One way I engage with the idea of an expanded corporeality in my thesis is through discussing somatechnics. Soma refers to the body and technics obviously refers to technology. We extend into the world through our various body technologies and this is especially pertinent to people with disabilities. So then our sense of self extends into objects such as my wheelchair for example. I inhabit my chair/body self as if we were one entity in unique ways. My point here is that our sense of embodiment in the world is continually shifting as we extend into our environment through various modalities. My question is to what extent are we aware of this immersion and how do we develop it? And if we did develop it how would that change our sense of being in the world and more importantly our relationship to it? If we experienced a more deeply felt sense of connectivity and embeddedness would it profoundly shift our behaviour, our culture and our sense of ethics?

Throughout my research I conducted what could be described as a series of performative research projects that saw myself and other dancers inhabit mostly outdoor environments to experience their effect on us and our effect on them. I gradually extended the range of performers to include audience members and interviewed them about their experiences. Not surprisingly I found their responses differed enormously dependent on their unique approach to the world and the idiosyncracies of their psychology and physicality. What I propose is that we have and can continue to develop a fluid approach to our identity and our experience of being in the world. Our potentiality and possibility is unlimited. And while this may sound utopian and wacky it is already happening in a very tangible way in the virtual world as we adopt avatars and 3D experiences of virtual realities. At a grassroots, everyday level even a subtle shift in understanding our incredibly complex interconnectedness could dramatically shift the kind of world we want to invent or inhabit in the future. At the very least it is food for thought.

Throughout this series of blogs I will explore some of the central themes in my thesis that might be relevant to moving forward into a 21st century technological, fast moving world.

About Suzanne

Suzanne Cowan is a dancer, choreographer and researcher who recently completed a Practice as Research PhD in Dance Studies at Auckland University.
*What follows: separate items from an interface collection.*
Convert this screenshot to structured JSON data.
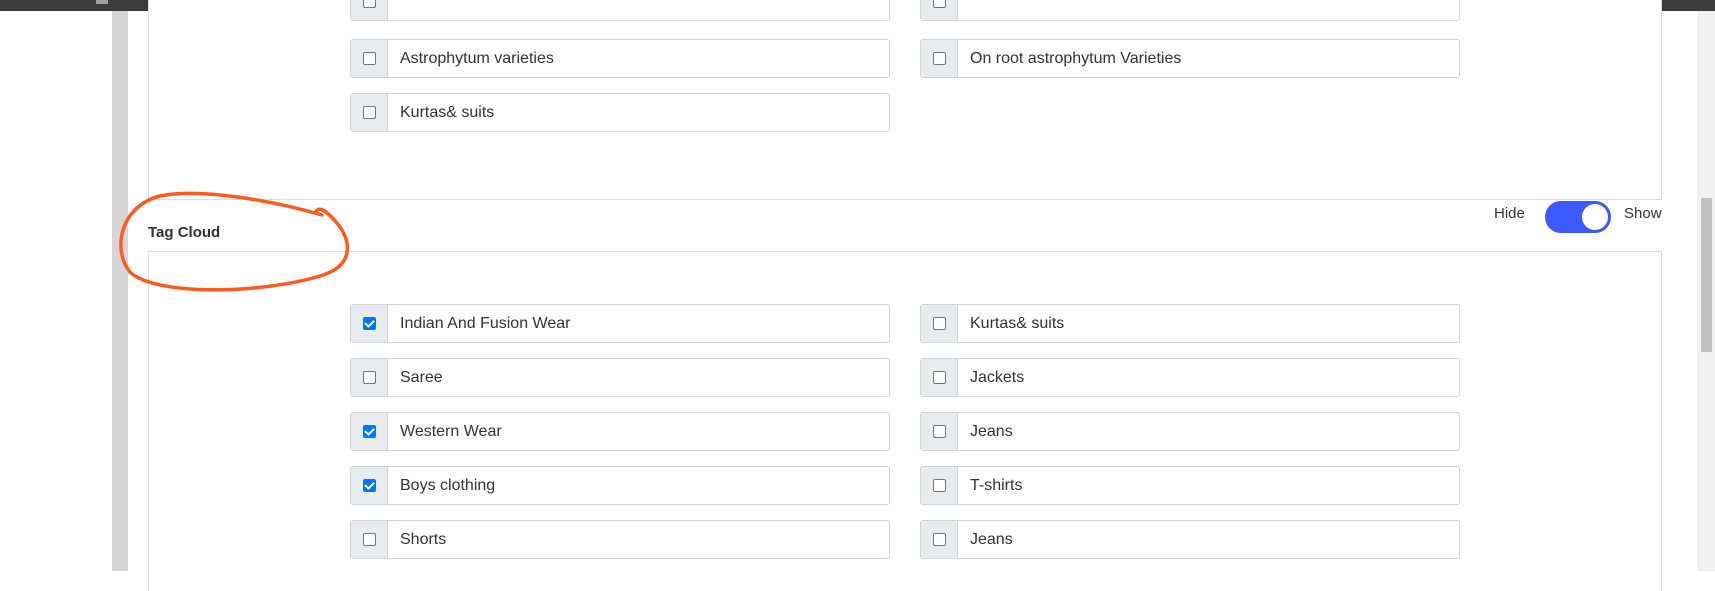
{
  "top_section": {
    "items": [
      {
        "label": "Astrophytum varieties",
        "checked": false
      },
      {
        "label": "On root astrophytum Varieties",
        "checked": false
      },
      {
        "label": "Kurtas& suits",
        "checked": false
      }
    ]
  },
  "tag_cloud": {
    "title": "Tag Cloud",
    "toggle": {
      "hide_label": "Hide",
      "show_label": "Show",
      "state": "show"
    },
    "items_left": [
      {
        "label": "Indian And Fusion Wear",
        "checked": true
      },
      {
        "label": "Saree",
        "checked": false
      },
      {
        "label": "Western Wear",
        "checked": true
      },
      {
        "label": "Boys clothing",
        "checked": true
      },
      {
        "label": "Shorts",
        "checked": false
      }
    ],
    "items_right": [
      {
        "label": "Kurtas& suits",
        "checked": false
      },
      {
        "label": "Jackets",
        "checked": false
      },
      {
        "label": "Jeans",
        "checked": false
      },
      {
        "label": "T-shirts",
        "checked": false
      },
      {
        "label": "Jeans",
        "checked": false
      }
    ]
  },
  "colors": {
    "accent": "#3d5afe",
    "checkbox_checked": "#0075ff",
    "annotation": "#ff5a1f"
  }
}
Her research explores notions of identity and the possibilities for reframing disability in the 21st century. Suzanne is Be. Leadership Alumni from the inaugural programme in 2011.